1.0
>>> round(sum(lm.score(w, ("a",)) for w in V_keys), 6)
1.0
>>> [lm.score(w, ("b",)) for w in V_keys]
[0.05, 0.05, 0.8, 0.05, 0.05]
>>> [round(lm.score(w, ("a",)), 4) for w in V_keys]
[0.0222, 0.0222, 0.4667, 0.2444, 0.2444]

Here’s reproducing @afourney’s comment: https://github.com/nltk/nltk/issues/367#issuecomment-15686289

>>> sent = ['foo', 'foo', 'foo', 'foo', 'bar', 'baz']
>>> ngram_order = 3
>>> from nltk.lm.preprocessing import padded_everygram_pipeline
>>> train_data, vocab_data = padded_everygram_pipeline(ngram_order, [sent])
>>> from nltk.lm import Lidstone
>>> lm = Lidstone(0.2, ngram_order)
>>> lm.fit(train_data, vocab_data)
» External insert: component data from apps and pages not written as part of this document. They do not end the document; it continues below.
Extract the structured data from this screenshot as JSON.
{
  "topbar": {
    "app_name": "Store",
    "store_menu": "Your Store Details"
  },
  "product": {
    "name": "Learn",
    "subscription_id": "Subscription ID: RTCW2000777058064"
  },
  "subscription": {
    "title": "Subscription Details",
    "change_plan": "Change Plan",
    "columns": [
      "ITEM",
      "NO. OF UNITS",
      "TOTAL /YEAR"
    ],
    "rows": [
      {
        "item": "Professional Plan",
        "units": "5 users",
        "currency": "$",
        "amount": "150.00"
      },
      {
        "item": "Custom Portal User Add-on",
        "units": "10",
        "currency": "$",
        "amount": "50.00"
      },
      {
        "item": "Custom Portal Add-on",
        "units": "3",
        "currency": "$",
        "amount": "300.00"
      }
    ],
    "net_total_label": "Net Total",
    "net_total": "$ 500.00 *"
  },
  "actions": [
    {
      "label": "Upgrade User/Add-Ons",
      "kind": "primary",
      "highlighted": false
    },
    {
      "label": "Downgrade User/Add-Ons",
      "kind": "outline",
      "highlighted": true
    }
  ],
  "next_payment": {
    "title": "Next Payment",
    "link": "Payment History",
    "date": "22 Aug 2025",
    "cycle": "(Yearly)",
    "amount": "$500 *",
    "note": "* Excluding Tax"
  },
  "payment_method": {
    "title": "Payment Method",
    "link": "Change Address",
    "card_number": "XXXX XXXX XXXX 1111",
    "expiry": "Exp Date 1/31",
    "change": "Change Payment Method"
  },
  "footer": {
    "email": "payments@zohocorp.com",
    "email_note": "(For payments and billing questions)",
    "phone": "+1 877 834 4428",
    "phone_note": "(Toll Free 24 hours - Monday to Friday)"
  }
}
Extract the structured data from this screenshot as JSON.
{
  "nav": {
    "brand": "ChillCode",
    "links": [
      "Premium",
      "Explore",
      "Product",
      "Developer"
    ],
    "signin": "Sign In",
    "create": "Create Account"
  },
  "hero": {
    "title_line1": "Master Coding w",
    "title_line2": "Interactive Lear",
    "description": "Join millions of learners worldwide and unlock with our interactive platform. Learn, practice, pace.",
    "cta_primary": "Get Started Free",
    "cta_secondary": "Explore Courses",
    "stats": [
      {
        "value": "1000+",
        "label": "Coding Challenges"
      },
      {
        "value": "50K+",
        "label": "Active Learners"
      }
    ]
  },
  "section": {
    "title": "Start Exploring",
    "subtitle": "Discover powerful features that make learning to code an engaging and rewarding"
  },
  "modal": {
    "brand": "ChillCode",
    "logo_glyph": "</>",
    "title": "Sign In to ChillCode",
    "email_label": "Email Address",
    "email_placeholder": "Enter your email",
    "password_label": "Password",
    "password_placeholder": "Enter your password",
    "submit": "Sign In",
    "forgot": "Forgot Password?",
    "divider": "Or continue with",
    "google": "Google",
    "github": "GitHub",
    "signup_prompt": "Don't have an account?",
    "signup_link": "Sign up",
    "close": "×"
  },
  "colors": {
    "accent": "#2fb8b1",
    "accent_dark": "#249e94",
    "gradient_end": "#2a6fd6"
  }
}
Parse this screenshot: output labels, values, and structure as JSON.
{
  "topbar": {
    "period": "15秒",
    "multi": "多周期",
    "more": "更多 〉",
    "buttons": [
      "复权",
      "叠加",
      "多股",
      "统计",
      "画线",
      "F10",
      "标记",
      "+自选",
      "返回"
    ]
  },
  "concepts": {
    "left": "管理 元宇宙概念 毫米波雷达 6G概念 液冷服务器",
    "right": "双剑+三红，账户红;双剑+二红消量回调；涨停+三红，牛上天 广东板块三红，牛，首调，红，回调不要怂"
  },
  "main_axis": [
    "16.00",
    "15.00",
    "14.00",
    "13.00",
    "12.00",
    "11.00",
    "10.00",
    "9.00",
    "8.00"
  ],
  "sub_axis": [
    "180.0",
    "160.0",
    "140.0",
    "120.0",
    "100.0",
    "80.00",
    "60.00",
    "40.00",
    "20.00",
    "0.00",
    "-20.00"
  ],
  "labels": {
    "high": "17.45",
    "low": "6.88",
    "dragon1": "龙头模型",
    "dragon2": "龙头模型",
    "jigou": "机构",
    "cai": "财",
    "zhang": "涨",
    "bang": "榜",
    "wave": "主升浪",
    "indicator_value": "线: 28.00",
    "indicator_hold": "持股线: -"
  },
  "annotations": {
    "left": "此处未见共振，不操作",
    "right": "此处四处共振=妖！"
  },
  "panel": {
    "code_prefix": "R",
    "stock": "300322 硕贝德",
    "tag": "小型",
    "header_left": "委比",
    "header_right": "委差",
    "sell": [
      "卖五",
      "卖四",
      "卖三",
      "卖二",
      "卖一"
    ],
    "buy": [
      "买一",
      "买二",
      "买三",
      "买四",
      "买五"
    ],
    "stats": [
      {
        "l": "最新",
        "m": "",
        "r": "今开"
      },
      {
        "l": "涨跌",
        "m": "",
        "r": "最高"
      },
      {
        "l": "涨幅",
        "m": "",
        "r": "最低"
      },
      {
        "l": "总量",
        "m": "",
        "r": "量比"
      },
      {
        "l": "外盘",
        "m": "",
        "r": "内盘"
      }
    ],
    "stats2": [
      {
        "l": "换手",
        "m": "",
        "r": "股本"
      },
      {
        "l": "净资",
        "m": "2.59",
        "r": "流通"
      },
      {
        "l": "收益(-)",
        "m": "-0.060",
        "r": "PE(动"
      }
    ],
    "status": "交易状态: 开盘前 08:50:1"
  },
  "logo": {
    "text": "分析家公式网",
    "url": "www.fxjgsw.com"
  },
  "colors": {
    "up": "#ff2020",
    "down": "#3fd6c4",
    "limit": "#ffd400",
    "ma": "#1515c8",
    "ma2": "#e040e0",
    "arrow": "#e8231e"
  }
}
The vocabulary includes the “UNK” symbol as well as two padding symbols.

>>> len(lm.vocab)
6
>>> word = "foo"
>>> context = ("bar", "baz")

The raw counts.

>>> lm.context_counts(context)[word]
0
>>> lm.context_counts(context).N()
1

Counts with Lidstone smoothing.

>>> lm.context_counts(context)[word] + lm.gamma
0.2
>>> lm.context_counts(context).N() + len(lm.vocab) * lm.gamma
2.2

Without any backoff, just using Lidstone smoothing, P(“foo” | “bar”, “baz”) should be: 0.2 / 2.2 ~= 0.090909

>>> round(lm.score(word, context), 6)
0.090909

Issue 380

https://github.com/nltk/nltk/issues/380

Reproducing setup akin to this comment: https://github.com/nltk/nltk/issues/380#issue-12879030

For speed take only the first 100 sentences of reuters. Shouldn’t affect the test.
>>> from nltk.corpus import reuters
>>> sents = reuters.sents()[:100]
>>> ngram_order = 3
>>> from nltk.lm.preprocessing import padded_everygram_pipeline
>>> train_data, vocab_data = padded_everygram_pipeline(ngram_order, sents)
>>> from nltk.lm import Lidstone
>>> lm = Lidstone(0.2, ngram_order)
>>> lm.fit(train_data, vocab_data)
>>> lm.score("said", ("",)) < 1
True